Here are some of the best ways a spouse can be supportive during a loss without overstepping their boundaries or coming off as not caring:
1. Be sensitive and understanding. Don’t get upset when she starts acting a little withdrawn and wants her space. People grieve in different ways. Often people desire to be alone while they are grieving. Just be sure to let her know you are there for her if she needs you.
2. Be there, even if that means taking the day off of work. Depending on the loss, your spouse may need you to be there – like right now. If that means missing work or coming home early, be willing to do it.
3. Volunteer to go to the funeral with one another. We all know you don’t like funerals, but no one ever wants to beg someone to go to a funeral with them.
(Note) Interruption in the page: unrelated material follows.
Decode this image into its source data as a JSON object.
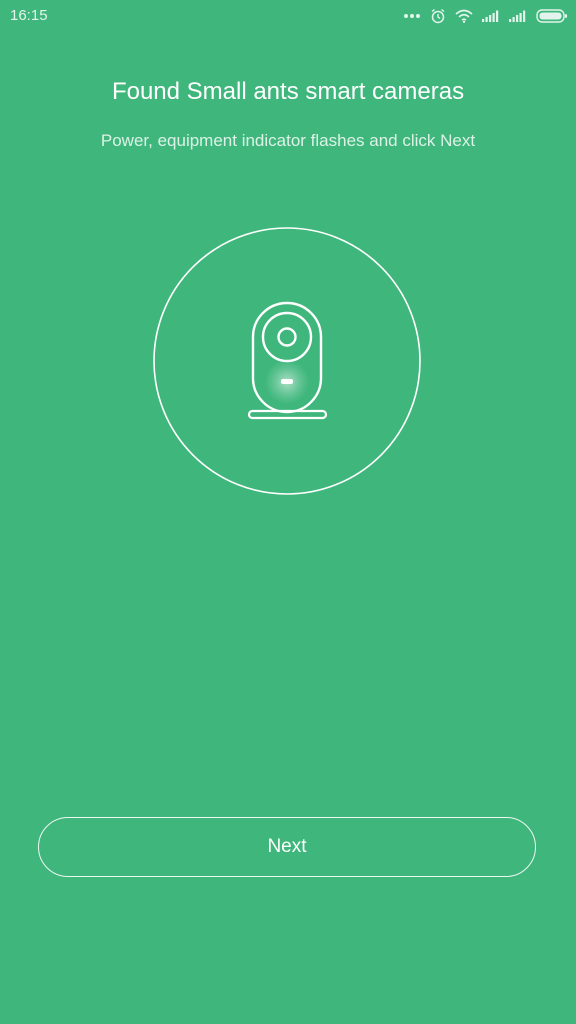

Volunteer to take her and don’t complain.
4. Cook, take care of the kids. The last thing anyone who just experienced a loss should have to worry about is taking care of making food or even taking care of children. If possible, be there and let her rest, relax and do what she needs to do to feel better.
5. Talk to each other, go through memories. After a devastating loss, many people will reflect back on memories that will make them smile, laugh and cry – go through these with her. Even if you hated the person, talk to her and come up with every memory and laugh/cry together.
Although, there is no right way to handle a death of a loved-one, having someone be there will most definitely help. Often how you act during a loss, will become a turning point for any relationship. You may end up loving each other more or you may always wonder why they weren’t there for you when you really needed it.
*This is not expert advise. Please see a professional for more ways to deal with a loss.